# EXERCISE DATA
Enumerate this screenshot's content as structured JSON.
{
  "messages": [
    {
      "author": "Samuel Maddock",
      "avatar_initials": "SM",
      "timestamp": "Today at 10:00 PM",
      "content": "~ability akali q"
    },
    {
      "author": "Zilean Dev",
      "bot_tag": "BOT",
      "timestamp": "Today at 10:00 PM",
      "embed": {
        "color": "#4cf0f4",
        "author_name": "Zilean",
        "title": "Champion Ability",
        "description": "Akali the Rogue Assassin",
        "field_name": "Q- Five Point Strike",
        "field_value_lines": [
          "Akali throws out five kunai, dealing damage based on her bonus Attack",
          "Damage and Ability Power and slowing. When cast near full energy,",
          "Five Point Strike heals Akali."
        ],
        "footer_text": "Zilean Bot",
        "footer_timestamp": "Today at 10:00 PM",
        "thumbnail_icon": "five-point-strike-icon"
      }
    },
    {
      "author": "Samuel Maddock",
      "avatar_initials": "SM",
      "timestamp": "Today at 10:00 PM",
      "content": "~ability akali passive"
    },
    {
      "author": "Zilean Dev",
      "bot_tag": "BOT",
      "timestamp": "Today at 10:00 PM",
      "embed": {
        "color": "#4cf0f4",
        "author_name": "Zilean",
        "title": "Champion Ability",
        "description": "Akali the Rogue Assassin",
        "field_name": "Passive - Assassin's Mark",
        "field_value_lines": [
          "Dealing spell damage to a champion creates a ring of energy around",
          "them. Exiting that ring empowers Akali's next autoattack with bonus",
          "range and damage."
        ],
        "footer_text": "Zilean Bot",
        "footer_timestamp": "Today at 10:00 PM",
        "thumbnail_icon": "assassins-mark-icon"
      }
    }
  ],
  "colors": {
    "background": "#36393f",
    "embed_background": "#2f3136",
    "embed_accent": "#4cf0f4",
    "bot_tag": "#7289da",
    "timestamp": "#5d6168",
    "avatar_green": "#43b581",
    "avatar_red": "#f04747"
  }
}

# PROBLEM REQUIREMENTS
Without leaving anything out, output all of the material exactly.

# RESPONSE FOR THIS EXERCISE
Enumerate this screenshot's content as structured JSON.
{
  "messages": [
    {
      "author": "Samuel Maddock",
      "avatar_initials": "SM",
      "timestamp": "Today at 10:00 PM",
      "content": "~ability akali q"
    },
    {
      "author": "Zilean Dev",
      "bot_tag": "BOT",
      "timestamp": "Today at 10:00 PM",
      "embed": {
        "color": "#4cf0f4",
        "author_name": "Zilean",
        "title": "Champion Ability",
        "description": "Akali the Rogue Assassin",
        "field_name": "Q- Five Point Strike",
        "field_value_lines": [
          "Akali throws out five kunai, dealing damage based on her bonus Attack",
          "Damage and Ability Power and slowing. When cast near full energy,",
          "Five Point Strike heals Akali."
        ],
        "footer_text": "Zilean Bot",
        "footer_timestamp": "Today at 10:00 PM",
        "thumbnail_icon": "five-point-strike-icon"
      }
    },
    {
      "author": "Samuel Maddock",
      "avatar_initials": "SM",
      "timestamp": "Today at 10:00 PM",
      "content": "~ability akali passive"
    },
    {
      "author": "Zilean Dev",
      "bot_tag": "BOT",
      "timestamp": "Today at 10:00 PM",
      "embed": {
        "color": "#4cf0f4",
        "author_name": "Zilean",
        "title": "Champion Ability",
        "description": "Akali the Rogue Assassin",
        "field_name": "Passive - Assassin's Mark",
        "field_value_lines": [
          "Dealing spell damage to a champion creates a ring of energy around",
          "them. Exiting that ring empowers Akali's next autoattack with bonus",
          "range and damage."
        ],
        "footer_text": "Zilean Bot",
        "footer_timestamp": "Today at 10:00 PM",
        "thumbnail_icon": "assassins-mark-icon"
      }
    }
  ],
  "colors": {
    "background": "#36393f",
    "embed_background": "#2f3136",
    "embed_accent": "#4cf0f4",
    "bot_tag": "#7289da",
    "timestamp": "#5d6168",
    "avatar_green": "#43b581",
    "avatar_red": "#f04747"
  }
}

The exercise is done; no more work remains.